[[ SUPPLIED RECORDS open ]]
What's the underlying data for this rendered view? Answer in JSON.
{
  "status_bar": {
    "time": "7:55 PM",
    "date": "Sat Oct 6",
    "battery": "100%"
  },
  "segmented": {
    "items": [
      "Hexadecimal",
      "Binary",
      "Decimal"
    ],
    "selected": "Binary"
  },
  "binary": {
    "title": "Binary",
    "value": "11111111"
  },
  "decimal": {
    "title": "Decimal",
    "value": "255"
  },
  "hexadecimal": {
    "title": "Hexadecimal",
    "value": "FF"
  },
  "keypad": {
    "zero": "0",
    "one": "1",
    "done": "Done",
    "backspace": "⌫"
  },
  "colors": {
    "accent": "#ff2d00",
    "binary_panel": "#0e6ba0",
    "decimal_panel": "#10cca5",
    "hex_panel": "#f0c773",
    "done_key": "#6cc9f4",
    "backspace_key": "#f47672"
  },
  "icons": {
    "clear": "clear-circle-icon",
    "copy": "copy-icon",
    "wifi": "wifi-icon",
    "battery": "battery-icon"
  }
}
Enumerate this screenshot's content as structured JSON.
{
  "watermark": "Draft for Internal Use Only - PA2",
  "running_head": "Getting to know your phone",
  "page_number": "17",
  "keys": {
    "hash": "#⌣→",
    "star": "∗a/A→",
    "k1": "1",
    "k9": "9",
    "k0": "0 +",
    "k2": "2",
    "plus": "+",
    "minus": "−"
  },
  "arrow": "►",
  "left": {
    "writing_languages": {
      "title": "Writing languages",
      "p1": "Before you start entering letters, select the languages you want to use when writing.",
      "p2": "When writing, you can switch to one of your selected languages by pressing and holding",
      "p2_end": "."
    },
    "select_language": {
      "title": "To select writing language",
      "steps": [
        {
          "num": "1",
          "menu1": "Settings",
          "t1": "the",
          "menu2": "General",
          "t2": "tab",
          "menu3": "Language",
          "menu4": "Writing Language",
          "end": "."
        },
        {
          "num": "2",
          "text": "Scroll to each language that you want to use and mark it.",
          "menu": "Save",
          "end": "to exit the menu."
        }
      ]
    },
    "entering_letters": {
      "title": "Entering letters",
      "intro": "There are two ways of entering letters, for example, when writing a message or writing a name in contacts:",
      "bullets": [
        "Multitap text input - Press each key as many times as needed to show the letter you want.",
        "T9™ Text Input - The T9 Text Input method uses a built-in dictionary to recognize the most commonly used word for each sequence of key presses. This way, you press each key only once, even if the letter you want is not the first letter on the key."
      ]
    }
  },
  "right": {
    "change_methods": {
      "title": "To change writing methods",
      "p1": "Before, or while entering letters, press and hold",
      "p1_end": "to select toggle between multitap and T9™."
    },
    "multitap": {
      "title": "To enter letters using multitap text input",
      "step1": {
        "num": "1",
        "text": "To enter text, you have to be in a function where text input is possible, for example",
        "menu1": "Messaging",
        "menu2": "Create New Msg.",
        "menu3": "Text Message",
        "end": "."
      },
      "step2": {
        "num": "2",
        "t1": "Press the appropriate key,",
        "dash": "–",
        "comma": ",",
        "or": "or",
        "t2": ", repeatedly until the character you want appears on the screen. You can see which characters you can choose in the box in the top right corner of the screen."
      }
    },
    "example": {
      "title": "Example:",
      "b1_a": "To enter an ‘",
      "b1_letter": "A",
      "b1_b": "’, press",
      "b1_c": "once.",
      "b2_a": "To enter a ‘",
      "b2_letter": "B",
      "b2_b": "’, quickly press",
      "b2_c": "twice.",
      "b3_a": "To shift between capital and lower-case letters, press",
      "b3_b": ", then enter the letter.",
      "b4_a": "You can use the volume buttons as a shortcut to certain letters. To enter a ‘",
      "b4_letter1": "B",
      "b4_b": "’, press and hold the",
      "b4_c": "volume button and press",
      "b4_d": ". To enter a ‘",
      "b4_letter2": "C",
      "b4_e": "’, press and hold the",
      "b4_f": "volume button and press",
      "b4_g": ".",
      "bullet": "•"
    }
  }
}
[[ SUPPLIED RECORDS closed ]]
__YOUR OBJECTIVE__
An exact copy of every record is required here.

__RESULT OF THE TASK__
What's the underlying data for this rendered view? Answer in JSON.
{
  "status_bar": {
    "time": "7:55 PM",
    "date": "Sat Oct 6",
    "battery": "100%"
  },
  "segmented": {
    "items": [
      "Hexadecimal",
      "Binary",
      "Decimal"
    ],
    "selected": "Binary"
  },
  "binary": {
    "title": "Binary",
    "value": "11111111"
  },
  "decimal": {
    "title": "Decimal",
    "value": "255"
  },
  "hexadecimal": {
    "title": "Hexadecimal",
    "value": "FF"
  },
  "keypad": {
    "zero": "0",
    "one": "1",
    "done": "Done",
    "backspace": "⌫"
  },
  "colors": {
    "accent": "#ff2d00",
    "binary_panel": "#0e6ba0",
    "decimal_panel": "#10cca5",
    "hex_panel": "#f0c773",
    "done_key": "#6cc9f4",
    "backspace_key": "#f47672"
  },
  "icons": {
    "clear": "clear-circle-icon",
    "copy": "copy-icon",
    "wifi": "wifi-icon",
    "battery": "battery-icon"
  }
}
Enumerate this screenshot's content as structured JSON.
{
  "watermark": "Draft for Internal Use Only - PA2",
  "running_head": "Getting to know your phone",
  "page_number": "17",
  "keys": {
    "hash": "#⌣→",
    "star": "∗a/A→",
    "k1": "1",
    "k9": "9",
    "k0": "0 +",
    "k2": "2",
    "plus": "+",
    "minus": "−"
  },
  "arrow": "►",
  "left": {
    "writing_languages": {
      "title": "Writing languages",
      "p1": "Before you start entering letters, select the languages you want to use when writing.",
      "p2": "When writing, you can switch to one of your selected languages by pressing and holding",
      "p2_end": "."
    },
    "select_language": {
      "title": "To select writing language",
      "steps": [
        {
          "num": "1",
          "menu1": "Settings",
          "t1": "the",
          "menu2": "General",
          "t2": "tab",
          "menu3": "Language",
          "menu4": "Writing Language",
          "end": "."
        },
        {
          "num": "2",
          "text": "Scroll to each language that you want to use and mark it.",
          "menu": "Save",
          "end": "to exit the menu."
        }
      ]
    },
    "entering_letters": {
      "title": "Entering letters",
      "intro": "There are two ways of entering letters, for example, when writing a message or writing a name in contacts:",
      "bullets": [
        "Multitap text input - Press each key as many times as needed to show the letter you want.",
        "T9™ Text Input - The T9 Text Input method uses a built-in dictionary to recognize the most commonly used word for each sequence of key presses. This way, you press each key only once, even if the letter you want is not the first letter on the key."
      ]
    }
  },
  "right": {
    "change_methods": {
      "title": "To change writing methods",
      "p1": "Before, or while entering letters, press and hold",
      "p1_end": "to select toggle between multitap and T9™."
    },
    "multitap": {
      "title": "To enter letters using multitap text input",
      "step1": {
        "num": "1",
        "text": "To enter text, you have to be in a function where text input is possible, for example",
        "menu1": "Messaging",
        "menu2": "Create New Msg.",
        "menu3": "Text Message",
        "end": "."
      },
      "step2": {
        "num": "2",
        "t1": "Press the appropriate key,",
        "dash": "–",
        "comma": ",",
        "or": "or",
        "t2": ", repeatedly until the character you want appears on the screen. You can see which characters you can choose in the box in the top right corner of the screen."
      }
    },
    "example": {
      "title": "Example:",
      "b1_a": "To enter an ‘",
      "b1_letter": "A",
      "b1_b": "’, press",
      "b1_c": "once.",
      "b2_a": "To enter a ‘",
      "b2_letter": "B",
      "b2_b": "’, quickly press",
      "b2_c": "twice.",
      "b3_a": "To shift between capital and lower-case letters, press",
      "b3_b": ", then enter the letter.",
      "b4_a": "You can use the volume buttons as a shortcut to certain letters. To enter a ‘",
      "b4_letter1": "B",
      "b4_b": "’, press and hold the",
      "b4_c": "volume button and press",
      "b4_d": ". To enter a ‘",
      "b4_letter2": "C",
      "b4_e": "’, press and hold the",
      "b4_f": "volume button and press",
      "b4_g": ".",
      "bullet": "•"
    }
  }
}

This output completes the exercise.